As a reporter and editor in the field for more than 30 years, Jacqui Banaszynski has seen storytelling evolve with the ever-expanding platforms and tools that have entered the journalistic landscape.
Banaszynski won a feature writing Pulitzer in 1988 for her series "AIDS in the Heartland". She is currently a Knight Chair professor at the Missouri School of Journalism and editing fellow at the Poynter Institute.
In an email Q&A with IJNet, she discusses the fundamental aspects of effective storytelling - constants even in the frantic digital age - and the delicate balance of thorough but sensitive reporting.
The title says it all, and then the author gives additional insights into essential story elements that make this quick article worth the review. I particularly like how she addresses evoking stories from others.
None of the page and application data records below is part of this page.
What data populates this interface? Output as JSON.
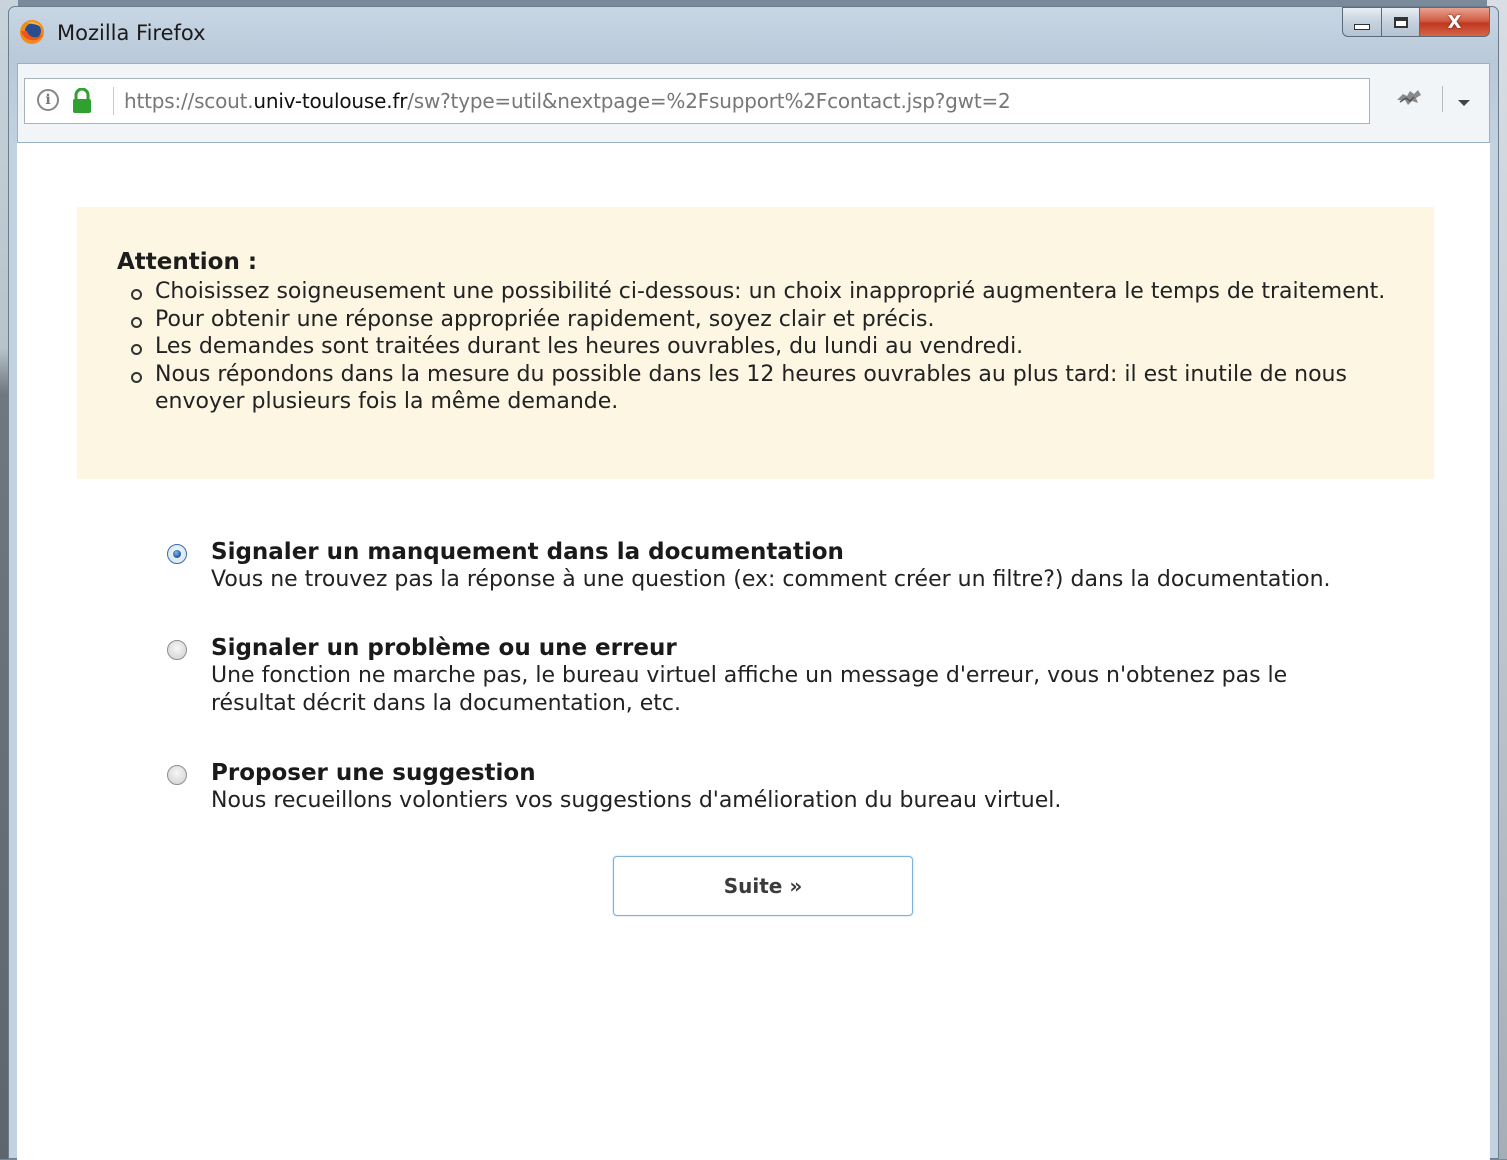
{
  "window": {
    "title": "Mozilla Firefox",
    "close_label": "X"
  },
  "urlbar": {
    "info_glyph": "i",
    "url_prefix": "https://scout.",
    "url_domain": "univ-toulouse.fr",
    "url_suffix": "/sw?type=util&nextpage=%2Fsupport%2Fcontact.jsp?gwt=2"
  },
  "notice": {
    "title": "Attention :",
    "items": [
      "Choisissez soigneusement une possibilité ci-dessous: un choix inapproprié augmentera le temps de traitement.",
      "Pour obtenir une réponse appropriée rapidement, soyez clair et précis.",
      "Les demandes sont traitées durant les heures ouvrables, du lundi au vendredi.",
      "Nous répondons dans la mesure du possible dans les 12 heures ouvrables au plus tard: il est inutile de nous envoyer plusieurs fois la même demande."
    ]
  },
  "options": [
    {
      "title": "Signaler un manquement dans la documentation",
      "description": "Vous ne trouvez pas la réponse à une question (ex: comment créer un filtre?) dans la documentation.",
      "selected": true
    },
    {
      "title": "Signaler un problème ou une erreur",
      "description": "Une fonction ne marche pas, le bureau virtuel affiche un message d'erreur, vous n'obtenez pas le résultat décrit dans la documentation, etc.",
      "selected": false
    },
    {
      "title": "Proposer une suggestion",
      "description": "Nous recueillons volontiers vos suggestions d'amélioration du bureau virtuel.",
      "selected": false
    }
  ],
  "button": {
    "label": "Suite »"
  },
  "colors": {
    "notice_bg": "#fcf6e3",
    "lock_green": "#2fa12f",
    "radio_selected": "#2a63a6",
    "button_border": "#7fb1d9"
  },
  "icons": {
    "app": "firefox-logo-icon",
    "info": "info-icon",
    "lock": "lock-icon",
    "extension": "puzzle-icon",
    "menu": "chevron-down-icon"
  }
}
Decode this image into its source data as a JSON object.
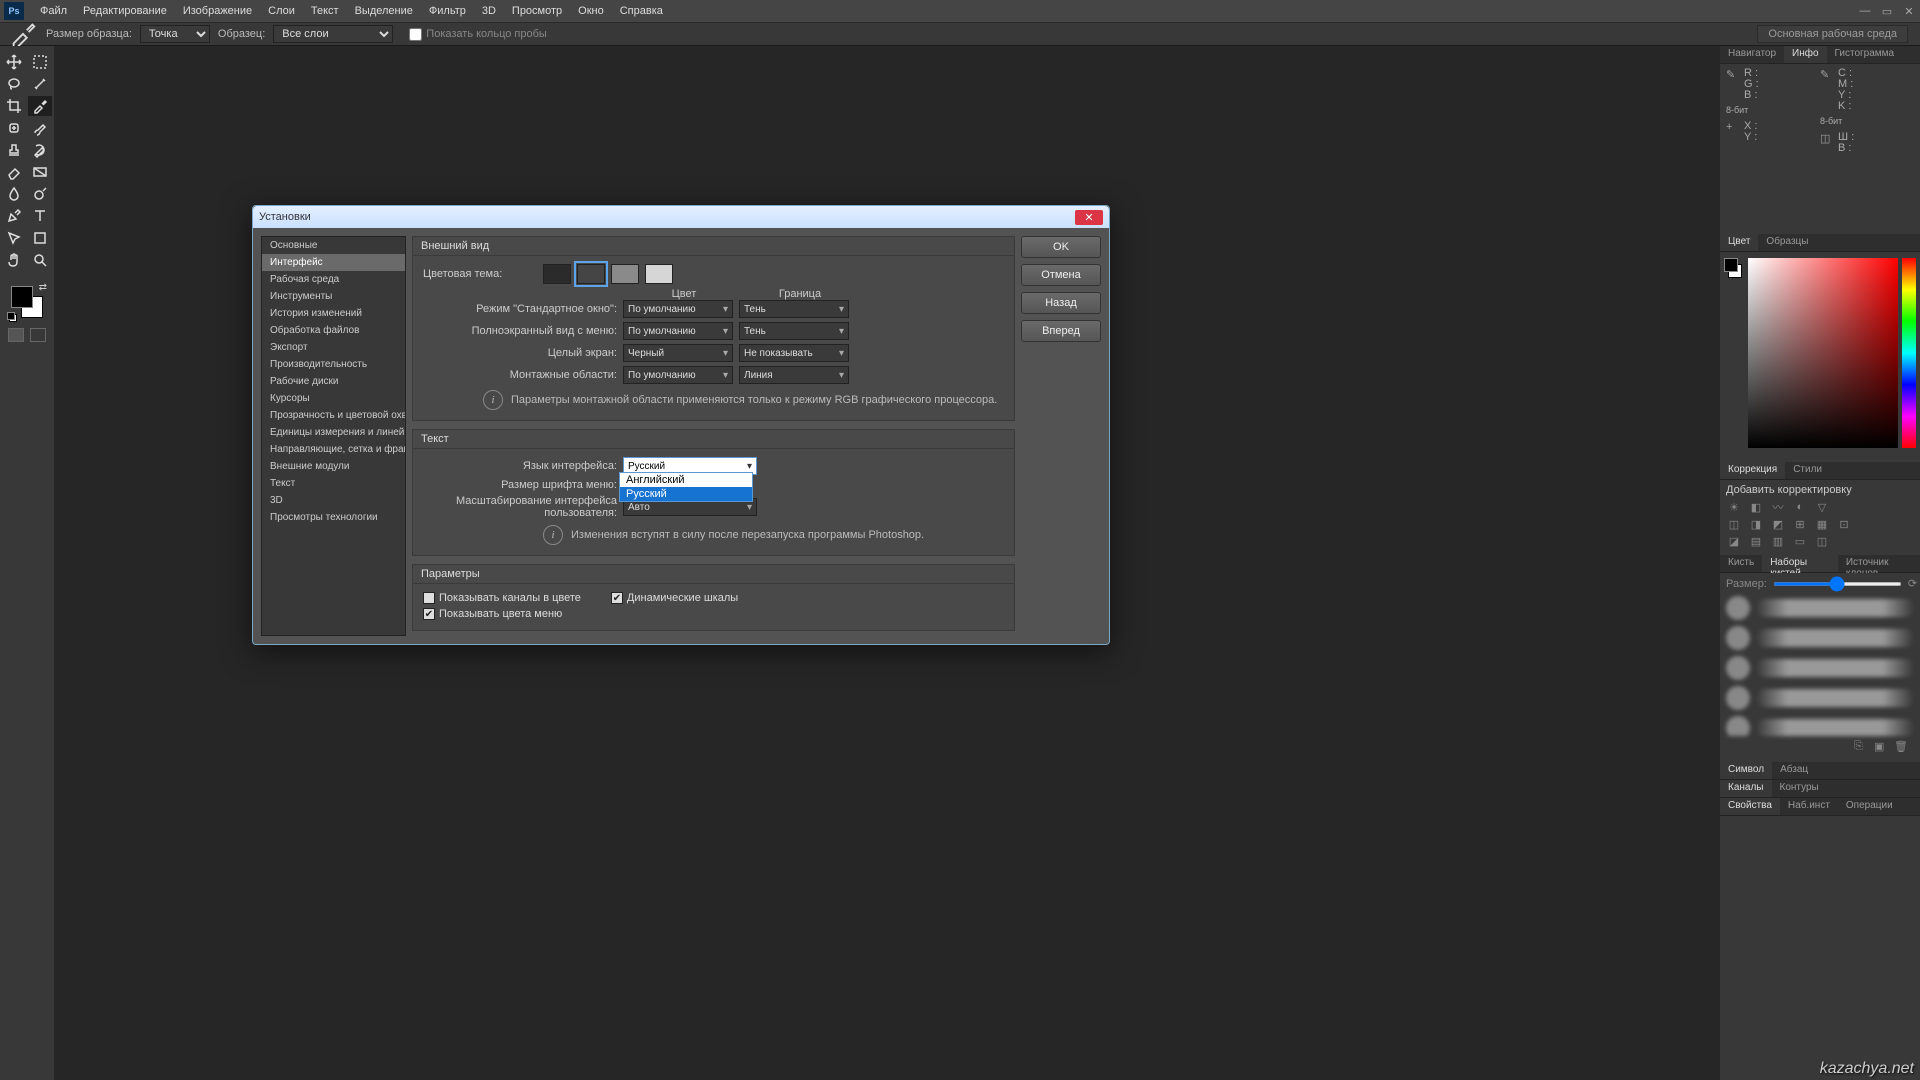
{
  "menubar": {
    "items": [
      "Файл",
      "Редактирование",
      "Изображение",
      "Слои",
      "Текст",
      "Выделение",
      "Фильтр",
      "3D",
      "Просмотр",
      "Окно",
      "Справка"
    ],
    "logo": "Ps"
  },
  "optbar": {
    "sample_label": "Размер образца:",
    "sample_value": "Точка",
    "layers_label": "Образец:",
    "layers_value": "Все слои",
    "ring_label": "Показать кольцо пробы",
    "workspace": "Основная рабочая среда"
  },
  "info_panel": {
    "tabs": [
      "Навигатор",
      "Инфо",
      "Гистограмма"
    ],
    "rgb": [
      "R :",
      "G :",
      "B :"
    ],
    "cmyk": [
      "C :",
      "M :",
      "Y :",
      "K :"
    ],
    "bits": "8-бит",
    "xy": [
      "X :",
      "Y :"
    ],
    "wh": [
      "Ш :",
      "В :"
    ]
  },
  "color_panel": {
    "tabs": [
      "Цвет",
      "Образцы"
    ]
  },
  "adjust_panel": {
    "tabs": [
      "Коррекция",
      "Стили"
    ],
    "title": "Добавить корректировку"
  },
  "brush_panel": {
    "tabs": [
      "Кисть",
      "Наборы кистей",
      "Источник клонов"
    ],
    "size_label": "Размер:"
  },
  "char_panel": {
    "tabs": [
      "Символ",
      "Абзац"
    ]
  },
  "chan_panel": {
    "tabs": [
      "Каналы",
      "Контуры"
    ]
  },
  "prop_panel": {
    "tabs": [
      "Свойства",
      "Наб.инст",
      "Операции"
    ]
  },
  "dialog": {
    "title": "Установки",
    "categories": [
      "Основные",
      "Интерфейс",
      "Рабочая среда",
      "Инструменты",
      "История изменений",
      "Обработка файлов",
      "Экспорт",
      "Производительность",
      "Рабочие диски",
      "Курсоры",
      "Прозрачность и цветовой охват",
      "Единицы измерения и линейки",
      "Направляющие, сетка и фрагменты",
      "Внешние модули",
      "Текст",
      "3D",
      "Просмотры технологии"
    ],
    "selected_category": 1,
    "group_appearance": "Внешний вид",
    "color_theme_label": "Цветовая тема:",
    "themes": [
      "#2b2b2b",
      "#454545",
      "#8a8a8a",
      "#d6d6d6"
    ],
    "theme_selected": 1,
    "col_color": "Цвет",
    "col_border": "Граница",
    "mode_std_label": "Режим \"Стандартное окно\":",
    "mode_std_color": "По умолчанию",
    "mode_std_border": "Тень",
    "mode_fullmenu_label": "Полноэкранный вид с меню:",
    "mode_fullmenu_color": "По умолчанию",
    "mode_fullmenu_border": "Тень",
    "mode_full_label": "Целый экран:",
    "mode_full_color": "Черный",
    "mode_full_border": "Не показывать",
    "artboard_label": "Монтажные области:",
    "artboard_color": "По умолчанию",
    "artboard_border": "Линия",
    "artboard_note": "Параметры монтажной области применяются только к режиму RGB графического процессора.",
    "group_text": "Текст",
    "lang_label": "Язык интерфейса:",
    "lang_value": "Русский",
    "lang_options": [
      "Английский",
      "Русский"
    ],
    "lang_hover": 1,
    "fontsize_label": "Размер шрифта меню:",
    "scale_label": "Масштабирование интерфейса пользователя:",
    "scale_value": "Авто",
    "text_note": "Изменения вступят в силу после перезапуска программы Photoshop.",
    "group_params": "Параметры",
    "chk_channels": "Показывать каналы в цвете",
    "chk_channels_on": false,
    "chk_scales": "Динамические шкалы",
    "chk_scales_on": true,
    "chk_menucolors": "Показывать цвета меню",
    "chk_menucolors_on": true,
    "buttons": {
      "ok": "OK",
      "cancel": "Отмена",
      "prev": "Назад",
      "next": "Вперед"
    }
  },
  "watermark": "kazachya.net"
}
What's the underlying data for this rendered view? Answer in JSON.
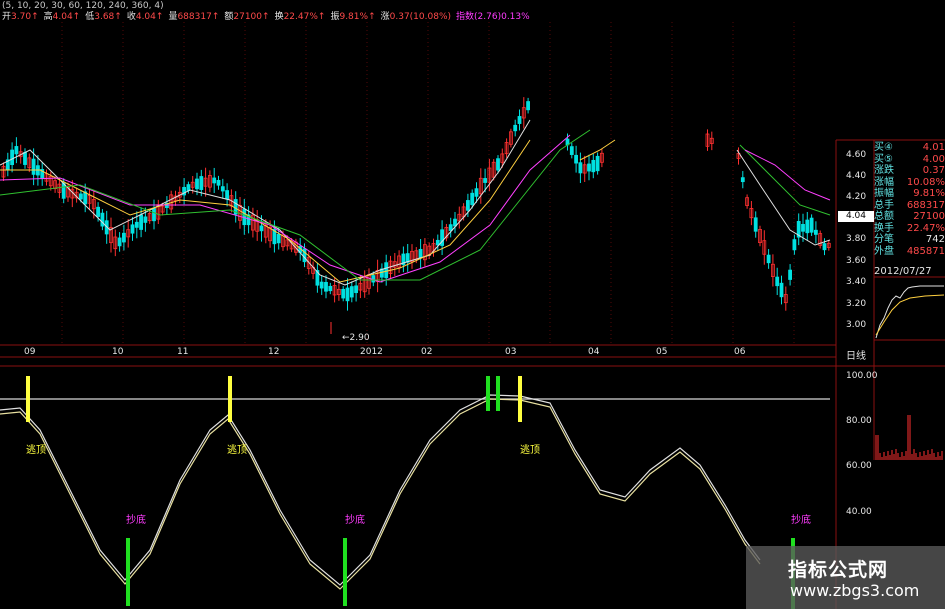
{
  "header": {
    "row1": "(5, 10, 20, 30, 60, 120, 240, 360, 4)",
    "row2": [
      {
        "label": "开",
        "value": "3.70",
        "arrow": "↑"
      },
      {
        "label": "高",
        "value": "4.04",
        "arrow": "↑"
      },
      {
        "label": "低",
        "value": "3.68",
        "arrow": "↑"
      },
      {
        "label": "收",
        "value": "4.04",
        "arrow": "↑"
      },
      {
        "label": "量",
        "value": "688317",
        "arrow": "↑"
      },
      {
        "label": "额",
        "value": "27100",
        "arrow": "↑"
      },
      {
        "label": "换",
        "value": "22.47%",
        "arrow": "↑"
      },
      {
        "label": "振",
        "value": "9.81%",
        "arrow": "↑"
      },
      {
        "label": "涨",
        "value": "0.37(10.08%)",
        "arrow": ""
      },
      {
        "label": "指数",
        "value": "(2.76)0.13%",
        "arrow": ""
      }
    ]
  },
  "right_panel": {
    "rows": [
      {
        "label": "买④",
        "value": "4.01"
      },
      {
        "label": "买⑤",
        "value": "4.00"
      },
      {
        "label": "涨跌",
        "value": "0.37"
      },
      {
        "label": "涨幅",
        "value": "10.08%"
      },
      {
        "label": "振幅",
        "value": "9.81%"
      },
      {
        "label": "总手",
        "value": "688317"
      },
      {
        "label": "总额",
        "value": "27100"
      },
      {
        "label": "换手",
        "value": "22.47%"
      },
      {
        "label": "分笔",
        "value": "742"
      },
      {
        "label": "外盘",
        "value": "485871"
      }
    ],
    "date": "2012/07/27"
  },
  "price_axis": [
    "4.60",
    "4.40",
    "4.20",
    "4.00",
    "3.80",
    "3.60",
    "3.40",
    "3.20",
    "3.00"
  ],
  "current_price": "4.04",
  "low_marker": "2.90",
  "date_axis": [
    "09",
    "10",
    "11",
    "12",
    "2012",
    "02",
    "03",
    "04",
    "05",
    "06"
  ],
  "period_label": "日线",
  "indicator_axis": [
    "100.00",
    "80.00",
    "60.00",
    "40.00"
  ],
  "signals": {
    "escape": "逃顶",
    "bottom": "抄底"
  },
  "watermark": {
    "title": "指标公式网",
    "url": "www.zbgs3.com"
  },
  "colors": {
    "up": "#ff3030",
    "down": "#00e0e0",
    "grid": "#8a1010",
    "label_cyan": "#60e0e0",
    "signal_yellow": "#ffff40",
    "signal_green": "#20e020",
    "signal_magenta": "#ff3cff"
  }
}
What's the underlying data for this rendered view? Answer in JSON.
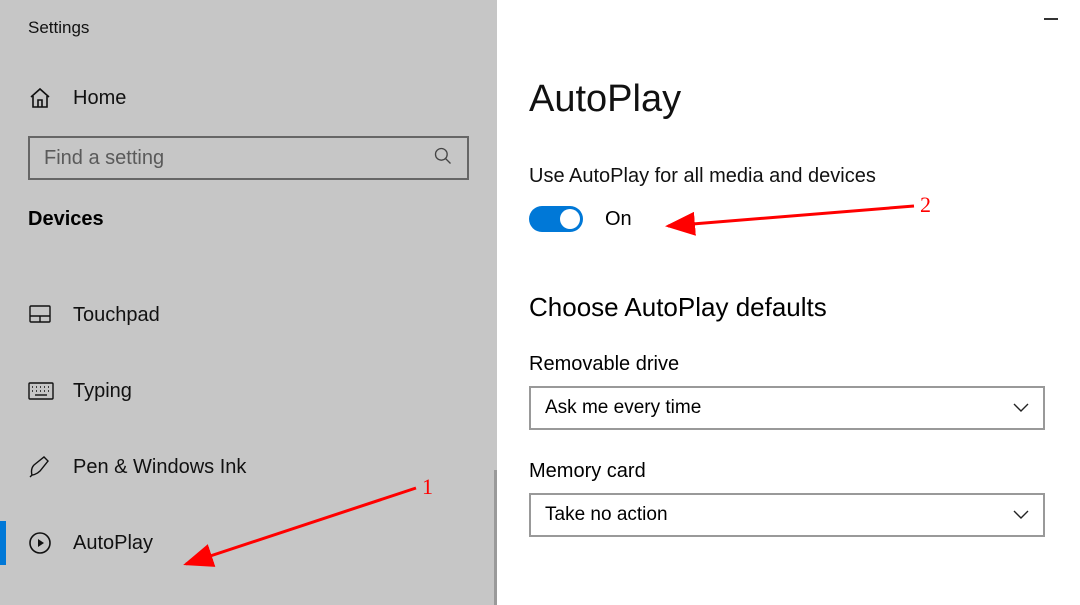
{
  "app_title": "Settings",
  "sidebar": {
    "home_label": "Home",
    "search_placeholder": "Find a setting",
    "section_label": "Devices",
    "items": [
      {
        "label": "Touchpad"
      },
      {
        "label": "Typing"
      },
      {
        "label": "Pen & Windows Ink"
      },
      {
        "label": "AutoPlay"
      }
    ]
  },
  "page": {
    "title": "AutoPlay",
    "toggle_desc": "Use AutoPlay for all media and devices",
    "toggle_state": "On",
    "sub_title": "Choose AutoPlay defaults",
    "removable_label": "Removable drive",
    "removable_value": "Ask me every time",
    "memory_label": "Memory card",
    "memory_value": "Take no action"
  },
  "annotations": {
    "n1": "1",
    "n2": "2"
  }
}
As a former reporter turned biz storyteller, one additional reason I chose this article is to highlight the difference between journalism stories and biz stories. Journalism uses the inverted pyramid structure -- as much of the who, what when, why, and how is placed at the top of the story and the least important information is placed near the bottom where the tip of the pyramid is. That way an editor can always cut text to fit the amount of space available. In today's media, that's probably less of an issue, but the structure of journalism stories still holds strong.
Biz stories, however are structured so the story continues to unfold. We start with the small tip of the pyramid and work our way down to its broad base. The end is never telegraphed at the beginning. We are led on a journey, the conclusion is revealed, and we are hopefully inspired to take some sort of action. We start at a point, and then the story broadens and deepens as it goes along.
Not many people are aware of the difference in these two structures, so remember them next time you are crafting your biz story. Don't get confused between the two.
Thanks to Gregg Morris and his Story and Narrative Scoop.it for pointing me to this article.
Via Gregg Morris